BY SEBASTIAN HUMBERT // MAY 7, 2012 //
Officer Kaylyn Gooley typically works the tough 3 p.m. to 11 p.m. shift at Curry College. On occasion, she also gets saddled with the midnight shift, which gets her home long after the sun has risen.
Gooley is one of only three female Public Safety officers at the college, and, at age 24, the youngest officer on staff. Yet, according to Gooley, she’s living the dream.
“I love my job; it’s so great,” she says, smiling and leaning back in a chair at her desk in the Public Safety trailer.
Currently in her second year on the job, Gooley says the hardest part of working in the “real world” is finding personal time. So, she works to create bits of normalcy around a schedule that is anything but. For example, Gooley makes it a priority to eat breakfast almost every day with her boyfriend, who she met during her senior year at Westfield State University.
On the job, life is actually relatively simple and often enjoyable, she says. Gooley frequently jams out to her favorite pop songs while on routine patrols in her Public Safety cruiser. And, oddly enough, she says transporting sick students is one of the best parts of her job.
“I love meeting new people,” says Gooley, explaining that this usually happens only when she is bringing them to Milton Hospital or giving students rides in the rain.
An only child, Gooley was born, raised and still resides in Norton, Mass., just south of Milton. Much of her family still lives in the area, too. (Gooley says a typical Christmas dinner at her house involves 40 people.) She developed her work ethic from her parents. Gooley’s mother used to run a beauty salon and would often have Kaylyn sweep the floors after school. “Sometimes, they had me give buzz cuts to the older men,” she adds with excitement.
Gooley’s salon days were numbered, though. As soon as she was old enough to have a real job, she jumped at the chance. “My first job ever was in Dunkin’ Donuts,” she says. “Waking up early to go in, even if people were grumpy with me, it didn’t matter. I was like, ‘Here’s your coffee, because I know after you drink this delicious coffee you’re going to have a better day!’ ”

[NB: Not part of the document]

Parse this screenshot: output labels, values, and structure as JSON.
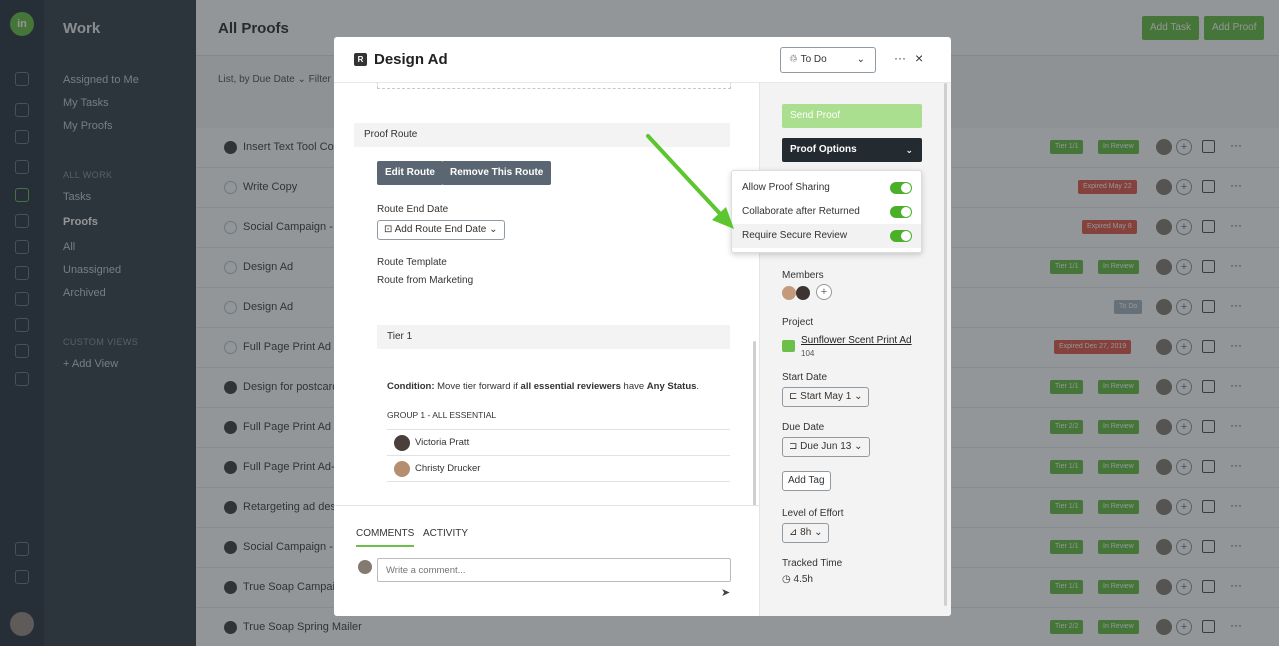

In college, Gooley only knew that she wanted to work with people. Eventually, it was a ride-along with a local police officer—and several police-related internships thereafter, including one where she helped train bomb-sniffing dogs at Logan Airport—that convinced her to pursue criminal justice.
“I like working with the community, doing good and helping out…so I found out that anything in the law enforcement field would be something I’d be interested in,” she says.
Upon graduating from Westfield in 2009, Gooley landed her current job as a Public Safety officer at Curry. She calls Chief Brian Greeley “the coolest” person on campus—next to President Ken Quigley, she clarified—and says her relative youth has been an asset. She understands why students do many of the things they do, whether it’s to blow off steam or to simply have a good time. Either way, Gooley says she wants to “make sure they are safe and of age.”
“She comes to work every day with a smile and is friendly, but direct when she needs to be,” says Greeley. “She’s a great role model for students and other officers.”
Gooley says she is still learning the ropes of her new job and getting used to life after college. But one thing she won’t likely change is her approach to people. After all, she got into this business for a reason.
“My whole life people have always told me, ‘Oh, you’re too nice, you’re too positive,’ and I just laugh,” says Gooley. At times, “you have to be stern. I can be mean. But I would rather not and see where that takes me.”